The nice thing about being in Turkey after having been in Greece was that they used the Latin alphabet. There was also a particular feeling of Turkey that made me feel more at home than anywhere we had visited in Greece.
Sure, the buildings looked like they had about five thousand years of dirt on them. Yes, I saw a spider about the size of a large mouse in the ruins. Yes, it was so hot at the end of May they actually had canvas tents strung between the buildings to offer shade. But the people reminded me of being home. They all looked different. Tall, short, dark, light, and everything in between. Some people dressed nice, some people wore khaki cargo shorts and flip-flops.
But I wasn't scared to wander off by myself, like I might have been.
I probably should have been. I mean, how safe are port cities anywhere? Especially ones that expect rich tourists to land?
It didn't occur to me to worry. I found what appeared to be a tobacco shop within a few minutes of looking. The sign that said “Cigarettes” may have tipped me off.
“Hello hello” said the man behind the counter. He was very small. Very very small. Maybe 5 feet tall at the most, but he had a big voice.
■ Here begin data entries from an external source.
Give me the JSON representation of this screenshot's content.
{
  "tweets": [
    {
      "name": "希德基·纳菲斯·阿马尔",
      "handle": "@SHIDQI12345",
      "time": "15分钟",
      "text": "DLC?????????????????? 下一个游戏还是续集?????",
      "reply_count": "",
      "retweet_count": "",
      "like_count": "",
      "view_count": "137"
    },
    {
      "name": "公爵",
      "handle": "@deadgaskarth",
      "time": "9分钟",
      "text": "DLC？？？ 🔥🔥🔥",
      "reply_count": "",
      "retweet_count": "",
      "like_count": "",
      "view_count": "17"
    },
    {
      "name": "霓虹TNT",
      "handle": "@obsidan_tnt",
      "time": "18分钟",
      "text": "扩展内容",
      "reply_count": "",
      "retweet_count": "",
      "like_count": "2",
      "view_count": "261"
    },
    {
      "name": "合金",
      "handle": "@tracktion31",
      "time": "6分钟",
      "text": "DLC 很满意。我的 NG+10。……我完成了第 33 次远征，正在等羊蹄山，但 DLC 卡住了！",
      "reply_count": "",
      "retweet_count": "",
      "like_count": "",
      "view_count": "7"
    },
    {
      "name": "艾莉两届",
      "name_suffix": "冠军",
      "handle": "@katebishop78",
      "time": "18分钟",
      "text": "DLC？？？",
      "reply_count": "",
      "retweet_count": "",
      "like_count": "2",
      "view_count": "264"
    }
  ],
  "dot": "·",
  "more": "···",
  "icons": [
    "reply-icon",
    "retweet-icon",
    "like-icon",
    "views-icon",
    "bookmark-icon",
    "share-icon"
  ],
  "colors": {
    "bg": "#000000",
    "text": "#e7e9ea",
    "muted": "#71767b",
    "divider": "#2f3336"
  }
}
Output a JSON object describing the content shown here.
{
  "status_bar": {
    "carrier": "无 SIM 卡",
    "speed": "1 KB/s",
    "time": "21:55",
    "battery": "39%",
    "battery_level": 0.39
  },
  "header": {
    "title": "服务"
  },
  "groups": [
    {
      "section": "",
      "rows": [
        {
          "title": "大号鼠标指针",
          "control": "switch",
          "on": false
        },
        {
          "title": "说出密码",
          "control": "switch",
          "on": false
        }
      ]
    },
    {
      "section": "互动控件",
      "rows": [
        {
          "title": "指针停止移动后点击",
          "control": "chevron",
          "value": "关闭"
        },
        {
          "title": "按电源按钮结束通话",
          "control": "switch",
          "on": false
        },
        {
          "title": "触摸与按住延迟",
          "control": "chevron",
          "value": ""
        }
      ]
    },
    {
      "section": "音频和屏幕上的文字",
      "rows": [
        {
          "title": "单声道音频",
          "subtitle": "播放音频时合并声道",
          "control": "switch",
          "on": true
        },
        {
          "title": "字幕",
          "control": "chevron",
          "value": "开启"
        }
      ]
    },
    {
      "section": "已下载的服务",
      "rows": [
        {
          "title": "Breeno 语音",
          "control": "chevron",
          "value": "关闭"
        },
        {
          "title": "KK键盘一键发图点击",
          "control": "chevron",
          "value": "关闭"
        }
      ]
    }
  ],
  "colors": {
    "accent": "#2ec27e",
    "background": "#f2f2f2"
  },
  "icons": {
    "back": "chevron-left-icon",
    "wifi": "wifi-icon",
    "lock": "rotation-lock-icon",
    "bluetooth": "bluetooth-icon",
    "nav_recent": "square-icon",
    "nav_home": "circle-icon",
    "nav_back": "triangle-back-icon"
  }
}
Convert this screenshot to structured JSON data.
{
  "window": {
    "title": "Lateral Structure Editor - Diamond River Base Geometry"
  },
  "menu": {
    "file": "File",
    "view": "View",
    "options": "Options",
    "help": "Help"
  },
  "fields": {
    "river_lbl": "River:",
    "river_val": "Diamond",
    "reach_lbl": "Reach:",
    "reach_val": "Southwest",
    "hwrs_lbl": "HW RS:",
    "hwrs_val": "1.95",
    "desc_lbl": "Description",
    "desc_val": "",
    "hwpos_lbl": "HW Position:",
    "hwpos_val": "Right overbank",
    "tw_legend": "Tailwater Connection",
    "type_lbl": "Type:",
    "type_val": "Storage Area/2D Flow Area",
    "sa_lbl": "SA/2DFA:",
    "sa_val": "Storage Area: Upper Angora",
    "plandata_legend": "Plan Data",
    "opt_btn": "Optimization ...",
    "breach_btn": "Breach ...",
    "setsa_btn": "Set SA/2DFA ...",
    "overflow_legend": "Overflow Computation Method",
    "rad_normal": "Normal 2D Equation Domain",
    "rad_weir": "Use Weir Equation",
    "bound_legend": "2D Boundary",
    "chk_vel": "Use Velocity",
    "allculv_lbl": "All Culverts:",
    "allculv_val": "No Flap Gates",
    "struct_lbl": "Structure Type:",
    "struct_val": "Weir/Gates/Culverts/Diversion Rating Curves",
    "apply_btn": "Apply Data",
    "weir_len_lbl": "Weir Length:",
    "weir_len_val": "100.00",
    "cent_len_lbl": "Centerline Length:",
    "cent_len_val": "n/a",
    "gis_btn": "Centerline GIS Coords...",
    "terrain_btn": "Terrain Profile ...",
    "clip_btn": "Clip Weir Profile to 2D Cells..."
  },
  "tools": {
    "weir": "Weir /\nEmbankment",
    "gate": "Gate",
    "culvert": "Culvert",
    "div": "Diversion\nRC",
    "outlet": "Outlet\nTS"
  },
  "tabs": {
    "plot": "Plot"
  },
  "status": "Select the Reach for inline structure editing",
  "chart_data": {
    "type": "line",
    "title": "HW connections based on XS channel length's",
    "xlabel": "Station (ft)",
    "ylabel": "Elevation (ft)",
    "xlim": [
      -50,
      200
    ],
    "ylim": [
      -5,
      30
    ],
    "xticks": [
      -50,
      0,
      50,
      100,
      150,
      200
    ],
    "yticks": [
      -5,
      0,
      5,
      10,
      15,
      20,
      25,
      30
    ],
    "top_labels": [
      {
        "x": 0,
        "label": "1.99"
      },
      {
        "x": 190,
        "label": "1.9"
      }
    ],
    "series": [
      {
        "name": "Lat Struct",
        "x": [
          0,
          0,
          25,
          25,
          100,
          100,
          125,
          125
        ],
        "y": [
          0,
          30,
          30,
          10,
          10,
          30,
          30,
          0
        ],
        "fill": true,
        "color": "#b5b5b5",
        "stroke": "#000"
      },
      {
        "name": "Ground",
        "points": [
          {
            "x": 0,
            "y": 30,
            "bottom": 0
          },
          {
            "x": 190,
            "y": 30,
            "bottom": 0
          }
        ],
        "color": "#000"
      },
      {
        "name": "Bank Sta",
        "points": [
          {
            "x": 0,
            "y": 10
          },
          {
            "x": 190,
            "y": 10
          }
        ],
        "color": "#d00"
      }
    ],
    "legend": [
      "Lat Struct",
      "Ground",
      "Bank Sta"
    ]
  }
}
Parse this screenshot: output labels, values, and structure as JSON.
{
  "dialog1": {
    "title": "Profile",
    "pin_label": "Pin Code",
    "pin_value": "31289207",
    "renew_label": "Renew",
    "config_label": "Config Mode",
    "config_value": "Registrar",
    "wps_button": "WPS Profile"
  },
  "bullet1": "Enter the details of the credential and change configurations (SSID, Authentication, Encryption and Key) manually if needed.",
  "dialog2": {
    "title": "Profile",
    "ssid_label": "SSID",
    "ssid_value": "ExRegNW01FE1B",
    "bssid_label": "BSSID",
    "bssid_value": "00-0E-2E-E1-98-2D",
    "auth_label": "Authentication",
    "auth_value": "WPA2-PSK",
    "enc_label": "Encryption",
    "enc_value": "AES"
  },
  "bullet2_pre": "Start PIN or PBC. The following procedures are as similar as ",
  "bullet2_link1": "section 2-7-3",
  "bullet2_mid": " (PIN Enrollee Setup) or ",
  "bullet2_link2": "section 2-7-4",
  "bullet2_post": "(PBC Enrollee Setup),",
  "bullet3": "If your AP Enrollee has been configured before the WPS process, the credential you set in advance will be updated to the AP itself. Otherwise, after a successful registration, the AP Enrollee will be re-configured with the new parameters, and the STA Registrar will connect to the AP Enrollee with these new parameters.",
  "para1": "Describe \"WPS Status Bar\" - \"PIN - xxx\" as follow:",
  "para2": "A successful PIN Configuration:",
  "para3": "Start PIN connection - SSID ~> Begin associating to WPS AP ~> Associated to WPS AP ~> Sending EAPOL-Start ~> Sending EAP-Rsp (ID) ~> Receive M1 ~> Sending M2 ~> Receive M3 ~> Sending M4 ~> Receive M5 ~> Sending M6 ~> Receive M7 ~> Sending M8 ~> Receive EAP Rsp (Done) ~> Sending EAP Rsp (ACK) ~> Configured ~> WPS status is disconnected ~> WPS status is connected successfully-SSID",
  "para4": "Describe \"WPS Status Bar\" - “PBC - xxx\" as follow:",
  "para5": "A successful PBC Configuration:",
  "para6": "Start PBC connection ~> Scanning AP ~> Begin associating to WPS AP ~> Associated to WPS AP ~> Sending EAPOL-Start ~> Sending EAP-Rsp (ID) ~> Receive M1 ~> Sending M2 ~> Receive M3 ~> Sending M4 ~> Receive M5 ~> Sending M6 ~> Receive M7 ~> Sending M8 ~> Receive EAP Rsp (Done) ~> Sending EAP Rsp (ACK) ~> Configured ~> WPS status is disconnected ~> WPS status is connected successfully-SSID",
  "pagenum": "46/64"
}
“Hi,” I said, “I would like to buy some tobacco.” I walked through the narrow shop to the counter. There were hookahs on the back wall, and the counter had dozens of flavored tobaccos underneath Plexiglas.
“Drum?” he said.
“Um,” I said, “I was hoping to find something Turkish…”
“Camels?” he asked.
“Um,” I said again. “Well. Never mind.”
My jaw may have dropped. “No,” I said, “I just wanted tobacco.”
“Drum??” He was getting more agitated.
“I’m leaving,” I said. I was sweating. I don’t know if it was from nervousness or because the shop was sweltering.
I turned to go. “Wait!” he said. I was shocked when he touched my arm. I jumped about a foot straight up.
“This tattoo,” he said, “Where did you get it?”
“Um,” I said, “Why?”
He laughed a little nervously. “It’s a symbol of Turkish mafia,” he said.
“Huh,” I said. “I have to go.”
I pushed my way past some obviously American college students who were wearing designer hippie clothes and reeking of patchouli. I paused as I exited. I guessed they weren’t there for tobacco. I think that’s the moment I realized I could probably get arrested and sent to Turkish prison if I wanted to get out of work going to work on Monday.
I was saved by a girl in my group, I think her name was Lisa. She saw me and dragged me off to search of pashminas. But I thought about getting arrested for the rest of the day, and wondered what would happen if a real Mafioso saw my tattoo.
P.S. I changed my mind. I think that I would rather go to prison in Turkey than work today.